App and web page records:
--------------------------------------------------

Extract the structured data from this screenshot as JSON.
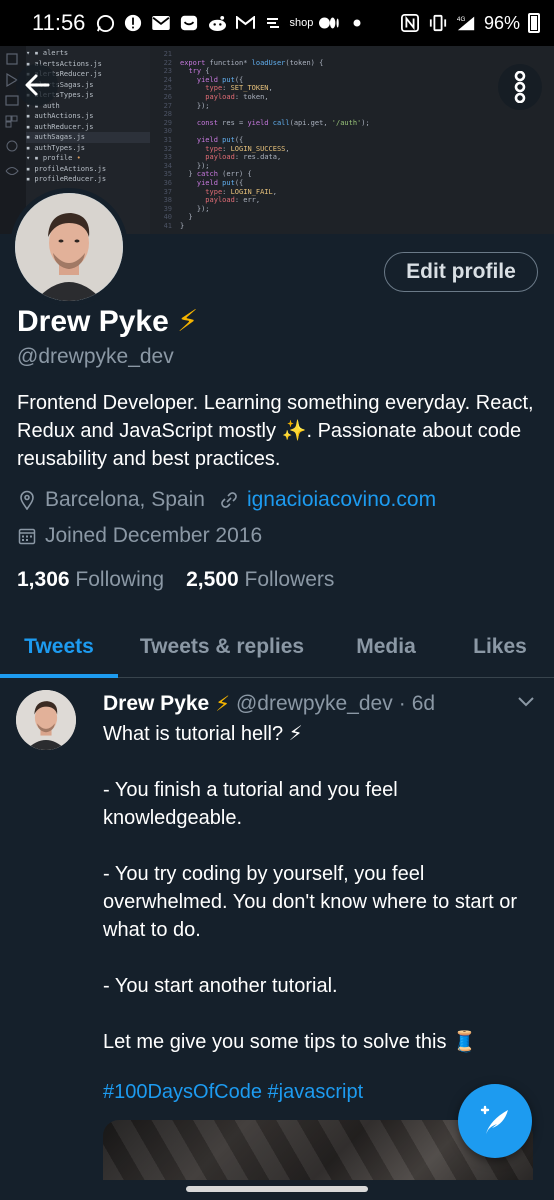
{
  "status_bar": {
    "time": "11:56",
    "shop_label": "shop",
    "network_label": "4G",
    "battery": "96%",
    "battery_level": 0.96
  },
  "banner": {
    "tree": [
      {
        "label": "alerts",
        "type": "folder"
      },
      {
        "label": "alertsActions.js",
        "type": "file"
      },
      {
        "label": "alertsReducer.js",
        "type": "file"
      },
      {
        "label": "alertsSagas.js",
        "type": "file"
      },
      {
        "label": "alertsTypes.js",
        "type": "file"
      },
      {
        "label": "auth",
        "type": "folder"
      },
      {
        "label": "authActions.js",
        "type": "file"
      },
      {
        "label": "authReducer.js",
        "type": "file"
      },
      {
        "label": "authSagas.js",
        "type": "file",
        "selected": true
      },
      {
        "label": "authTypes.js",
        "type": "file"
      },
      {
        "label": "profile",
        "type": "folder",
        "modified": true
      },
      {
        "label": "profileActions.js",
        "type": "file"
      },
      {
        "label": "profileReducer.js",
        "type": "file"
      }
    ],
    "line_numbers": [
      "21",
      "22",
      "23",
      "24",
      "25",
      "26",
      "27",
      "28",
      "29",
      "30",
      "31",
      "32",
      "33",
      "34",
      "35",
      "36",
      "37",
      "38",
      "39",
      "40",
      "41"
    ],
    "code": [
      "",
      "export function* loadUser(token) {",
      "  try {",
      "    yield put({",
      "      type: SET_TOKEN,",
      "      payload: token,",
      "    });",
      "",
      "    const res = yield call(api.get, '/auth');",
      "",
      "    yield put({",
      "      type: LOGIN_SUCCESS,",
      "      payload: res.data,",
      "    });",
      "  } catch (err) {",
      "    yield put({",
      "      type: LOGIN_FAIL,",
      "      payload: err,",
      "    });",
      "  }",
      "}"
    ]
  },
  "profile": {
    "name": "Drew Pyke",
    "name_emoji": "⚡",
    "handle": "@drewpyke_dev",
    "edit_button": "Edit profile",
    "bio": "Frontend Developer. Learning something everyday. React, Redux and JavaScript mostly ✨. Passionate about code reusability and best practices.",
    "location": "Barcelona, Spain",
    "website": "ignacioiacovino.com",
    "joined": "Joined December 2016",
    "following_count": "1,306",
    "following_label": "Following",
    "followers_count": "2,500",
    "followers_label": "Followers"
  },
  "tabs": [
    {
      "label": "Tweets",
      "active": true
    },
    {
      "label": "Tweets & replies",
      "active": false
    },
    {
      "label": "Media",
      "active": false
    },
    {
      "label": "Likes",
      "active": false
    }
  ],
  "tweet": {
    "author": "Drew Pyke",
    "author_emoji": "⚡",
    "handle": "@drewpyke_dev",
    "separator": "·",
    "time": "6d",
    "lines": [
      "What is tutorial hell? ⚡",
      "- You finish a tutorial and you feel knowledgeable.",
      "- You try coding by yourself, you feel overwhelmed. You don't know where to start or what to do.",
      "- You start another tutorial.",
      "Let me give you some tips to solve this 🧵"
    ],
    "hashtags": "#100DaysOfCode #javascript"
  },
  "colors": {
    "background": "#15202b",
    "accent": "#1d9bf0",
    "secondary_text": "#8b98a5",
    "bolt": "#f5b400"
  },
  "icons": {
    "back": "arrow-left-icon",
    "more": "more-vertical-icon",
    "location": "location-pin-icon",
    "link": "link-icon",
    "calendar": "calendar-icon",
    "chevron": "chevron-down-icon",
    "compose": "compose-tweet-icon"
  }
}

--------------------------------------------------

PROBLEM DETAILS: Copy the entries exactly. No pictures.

ANSWER FOR THE TASK:
Extract the structured data from this screenshot as JSON.
{
  "status_bar": {
    "time": "11:56",
    "shop_label": "shop",
    "network_label": "4G",
    "battery": "96%",
    "battery_level": 0.96
  },
  "banner": {
    "tree": [
      {
        "label": "alerts",
        "type": "folder"
      },
      {
        "label": "alertsActions.js",
        "type": "file"
      },
      {
        "label": "alertsReducer.js",
        "type": "file"
      },
      {
        "label": "alertsSagas.js",
        "type": "file"
      },
      {
        "label": "alertsTypes.js",
        "type": "file"
      },
      {
        "label": "auth",
        "type": "folder"
      },
      {
        "label": "authActions.js",
        "type": "file"
      },
      {
        "label": "authReducer.js",
        "type": "file"
      },
      {
        "label": "authSagas.js",
        "type": "file",
        "selected": true
      },
      {
        "label": "authTypes.js",
        "type": "file"
      },
      {
        "label": "profile",
        "type": "folder",
        "modified": true
      },
      {
        "label": "profileActions.js",
        "type": "file"
      },
      {
        "label": "profileReducer.js",
        "type": "file"
      }
    ],
    "line_numbers": [
      "21",
      "22",
      "23",
      "24",
      "25",
      "26",
      "27",
      "28",
      "29",
      "30",
      "31",
      "32",
      "33",
      "34",
      "35",
      "36",
      "37",
      "38",
      "39",
      "40",
      "41"
    ],
    "code": [
      "",
      "export function* loadUser(token) {",
      "  try {",
      "    yield put({",
      "      type: SET_TOKEN,",
      "      payload: token,",
      "    });",
      "",
      "    const res = yield call(api.get, '/auth');",
      "",
      "    yield put({",
      "      type: LOGIN_SUCCESS,",
      "      payload: res.data,",
      "    });",
      "  } catch (err) {",
      "    yield put({",
      "      type: LOGIN_FAIL,",
      "      payload: err,",
      "    });",
      "  }",
      "}"
    ]
  },
  "profile": {
    "name": "Drew Pyke",
    "name_emoji": "⚡",
    "handle": "@drewpyke_dev",
    "edit_button": "Edit profile",
    "bio": "Frontend Developer. Learning something everyday. React, Redux and JavaScript mostly ✨. Passionate about code reusability and best practices.",
    "location": "Barcelona, Spain",
    "website": "ignacioiacovino.com",
    "joined": "Joined December 2016",
    "following_count": "1,306",
    "following_label": "Following",
    "followers_count": "2,500",
    "followers_label": "Followers"
  },
  "tabs": [
    {
      "label": "Tweets",
      "active": true
    },
    {
      "label": "Tweets & replies",
      "active": false
    },
    {
      "label": "Media",
      "active": false
    },
    {
      "label": "Likes",
      "active": false
    }
  ],
  "tweet": {
    "author": "Drew Pyke",
    "author_emoji": "⚡",
    "handle": "@drewpyke_dev",
    "separator": "·",
    "time": "6d",
    "lines": [
      "What is tutorial hell? ⚡",
      "- You finish a tutorial and you feel knowledgeable.",
      "- You try coding by yourself, you feel overwhelmed. You don't know where to start or what to do.",
      "- You start another tutorial.",
      "Let me give you some tips to solve this 🧵"
    ],
    "hashtags": "#100DaysOfCode #javascript"
  },
  "colors": {
    "background": "#15202b",
    "accent": "#1d9bf0",
    "secondary_text": "#8b98a5",
    "bolt": "#f5b400"
  },
  "icons": {
    "back": "arrow-left-icon",
    "more": "more-vertical-icon",
    "location": "location-pin-icon",
    "link": "link-icon",
    "calendar": "calendar-icon",
    "chevron": "chevron-down-icon",
    "compose": "compose-tweet-icon"
  }
}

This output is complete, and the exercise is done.